What is an Oxbow Lake?
An oxbow lake is a free-standing waterbody that forms from wide curves (meanders) in a river channel. They are also called horseshoe lakes, loop lakes and cut-off lakes. Over time, a river or creek may find a shorter course through the process of removing meanders. The corners of the meander closest to each other, called concave banks, slowly erode sediment and eventually pinch together. The banks opposite concave banks are called convex banks, and silt and sediment is deposited here. The bend in the river is cut off from the main channel through this process of sediment erosion and deposition, and an oxbow lake forms. Over time, they may become swamps or bogs, or even dry out if when the water evaporates and vegetation takes over. Oxbow lakes can form naturally or they can be anthropogenic. Naturally occurring oxbow lakes typically form in flat, low-lying plains. Sometimes, river straightening is desired to improve navigation or mitigate floods, resulting in anthropogenic oxbow lakes.

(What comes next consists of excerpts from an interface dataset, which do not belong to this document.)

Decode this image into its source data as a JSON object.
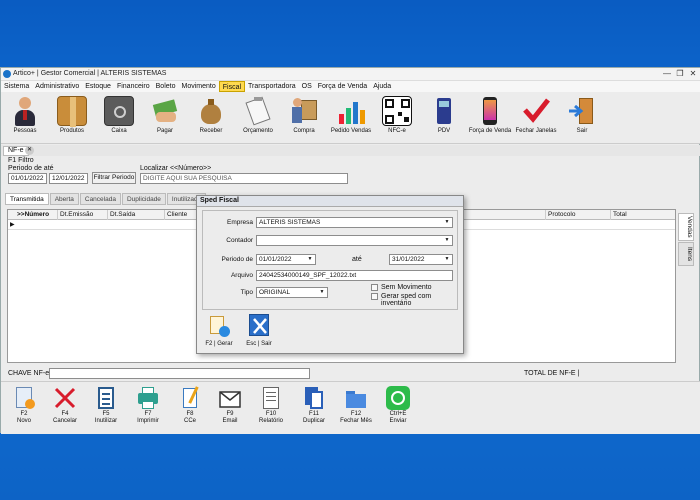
{
  "window": {
    "title": "Artico+ | Gestor Comercial | ALTERIS SISTEMAS"
  },
  "menu": [
    "Sistema",
    "Administrativo",
    "Estoque",
    "Financeiro",
    "Boleto",
    "Movimento",
    "Fiscal",
    "Transportadora",
    "OS",
    "Força de Venda",
    "Ajuda"
  ],
  "toolbar": [
    {
      "label": "Pessoas",
      "icon": "people-icon"
    },
    {
      "label": "Produtos",
      "icon": "box-icon"
    },
    {
      "label": "Caixa",
      "icon": "safe-icon"
    },
    {
      "label": "Pagar",
      "icon": "money-hand-icon"
    },
    {
      "label": "Receber",
      "icon": "money-bag-icon"
    },
    {
      "label": "Orçamento",
      "icon": "clipboard-icon"
    },
    {
      "label": "Compra",
      "icon": "trolley-icon"
    },
    {
      "label": "Pedido Vendas",
      "icon": "chart-icon"
    },
    {
      "label": "NFC-e",
      "icon": "qr-code-icon"
    },
    {
      "label": "PDV",
      "icon": "card-terminal-icon"
    },
    {
      "label": "Força de Venda",
      "icon": "smartphone-icon"
    },
    {
      "label": "Fechar Janelas",
      "icon": "checkmark-icon"
    },
    {
      "label": "Sair",
      "icon": "exit-door-icon"
    }
  ],
  "doc_tab": "NF-e",
  "filter": {
    "section": "F1 Filtro",
    "periodo_label": "Periodo de  até",
    "date_from": "01/01/2022",
    "date_to": "12/01/2022",
    "filter_button": "Filtrar Periodo",
    "localizar_label": "Localizar <<Número>>",
    "search_value": "DIGITE AQUI SUA PESQUISA"
  },
  "grid_tabs": [
    "Transmitida",
    "Aberta",
    "Cancelada",
    "Duplicidade",
    "Inutilizada"
  ],
  "grid_columns": [
    ">>Número",
    "Dt.Emissão",
    "Dt.Saída",
    "Cliente",
    "Protocolo",
    "Total"
  ],
  "side_tabs": [
    "Vendas",
    "Itens"
  ],
  "chave_label": "CHAVE NF-e:",
  "total_label": "TOTAL DE NF-E  |",
  "bottom": [
    {
      "key": "F2",
      "label": "Novo",
      "icon": "new-document-icon"
    },
    {
      "key": "F4",
      "label": "Cancelar",
      "icon": "cancel-x-icon"
    },
    {
      "key": "F5",
      "label": "Inutilizar",
      "icon": "checklist-icon"
    },
    {
      "key": "F7",
      "label": "Imprimir",
      "icon": "printer-icon"
    },
    {
      "key": "F8",
      "label": "CCe",
      "icon": "correction-letter-icon"
    },
    {
      "key": "F9",
      "label": "Email",
      "icon": "envelope-icon"
    },
    {
      "key": "F10",
      "label": "Relatório",
      "icon": "report-icon"
    },
    {
      "key": "F11",
      "label": "Duplicar",
      "icon": "duplicate-icon"
    },
    {
      "key": "F12",
      "label": "Fechar Mês",
      "icon": "folder-icon"
    },
    {
      "key": "Ctrl+E",
      "label": "Enviar",
      "icon": "whatsapp-icon"
    }
  ],
  "dialog": {
    "title": "Sped Fiscal",
    "empresa_label": "Empresa",
    "empresa_value": "ALTERIS SISTEMAS",
    "contador_label": "Contador",
    "contador_value": "",
    "periodo_label": "Periodo de",
    "date_from": "01/01/2022",
    "ate_label": "até",
    "date_to": "31/01/2022",
    "arquivo_label": "Arquivo",
    "arquivo_value": "24042534000149_SPF_12022.txt",
    "tipo_label": "Tipo",
    "tipo_value": "ORIGINAL",
    "chk_sem_movimento": "Sem Movimento",
    "chk_inventario": "Gerar sped com inventário",
    "btn_gerar": "F2 | Gerar",
    "btn_sair": "Esc | Sair"
  }
}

Watch this video for a great explanation about how oxbow lakes form.
Oxbow lakes provide ecosystem functions such as greenhouse gas and nitrogen mitigation, recreation and wildlife habitat. For example, oxbow lakes in the Lower Mississippi Valley provide habitat to around 50 species of mammals, 45 species of reptiles and amphibians, 37 species of mussels, 100 species of fish and 60% of all bird species in the contiguous U.S.

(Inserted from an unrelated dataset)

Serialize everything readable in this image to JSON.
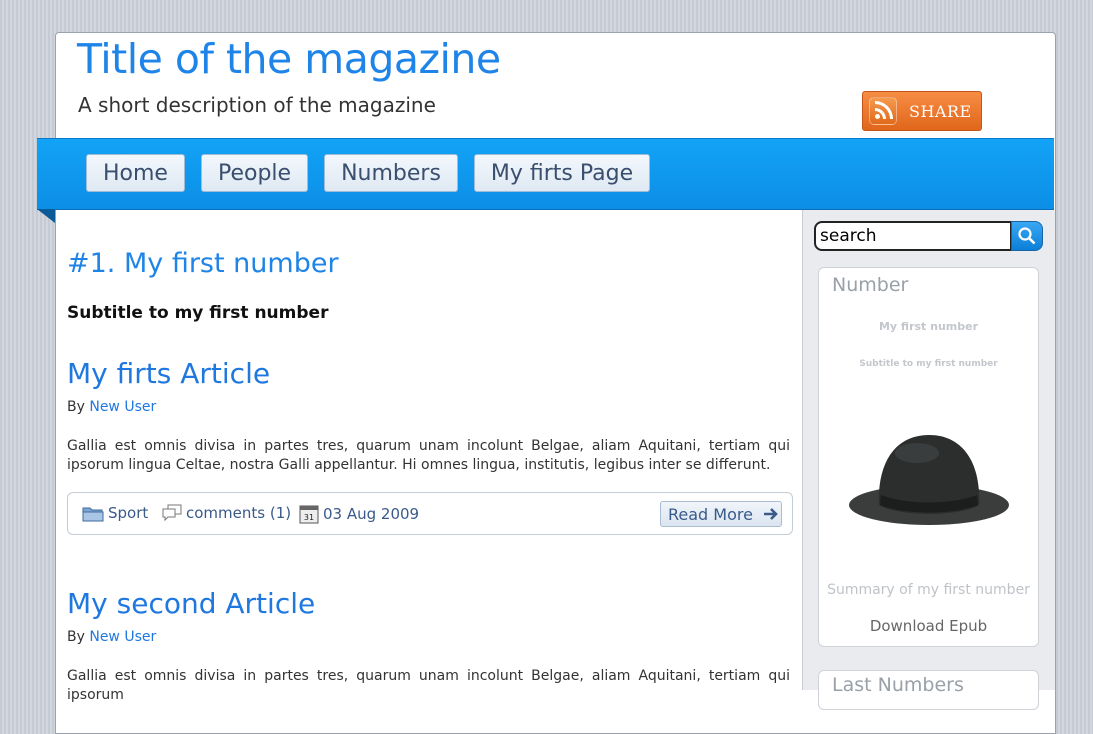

The age and physical characteristics of an oxbow lake affects species richness and abundance. A study by Obolewski (2011) found that open oxbow lakes (those still connected to the river) had higher invertebrate species richness than closed (isolated) oxbow lakes. Generally, it has been found that there are more invertebrates in oxbow lakes than in watercourses, regardless of oxbow-river connectivity. Oxbow lakes are valuable nurseries for fish spawning. Young oxbow lakes are frequently flooded and undergo high nutrient exchange during flood pulses. In addition, they are close to the river channel, and maintain high connectivity and depth. These factors allow for impressive fish biodiversity in young oxbow lakes. As the lakes age and become vegetated, they tend to become shallower and isolated from the main river. This results in lower dissolved oxygen and higher water temperatures, adversely affecting fish survival. Thus older oxbow lakes often have lower fish species richness and abundance. On the other hand, anthropogenic oxbow lakes are a unique case. Whereas natural oxbow lakes form gradually over time, anthropogenic oxbow lakes are severed from the main channel when the lake ecosystem is in advanced stages of succession, making them unpredictable and unsuitable habitats for fish.
Using Technology to Inventory Oxbow Lakes
It is important to inventory the distribution and extent of oxbow lakes to communicate their importance to the public and conservation agencies. However, it can be difficult to determine the physical characteristics of these lakes as there is no clear distinction of when it stops being a lake and turns into a wetland. There are helpful technologies that can help compile an inventory despite the challenges. Images produced by Landsat satellites can document changes to landscape conditions over a long period of time. Using geographical information system (GIS) to analyze these satellite images, the lake size, shape, depth and surrounding land use can be estimated. Inventories of oxbow lakes are invaluable for conservation, research and management applications. One of the tasks that EALT will be undertaking for Larch Sanctuary’s oxbow lake, is studying the alterations in this lake, water quality, and other changes.
By: Rannee Liu, SCiP intern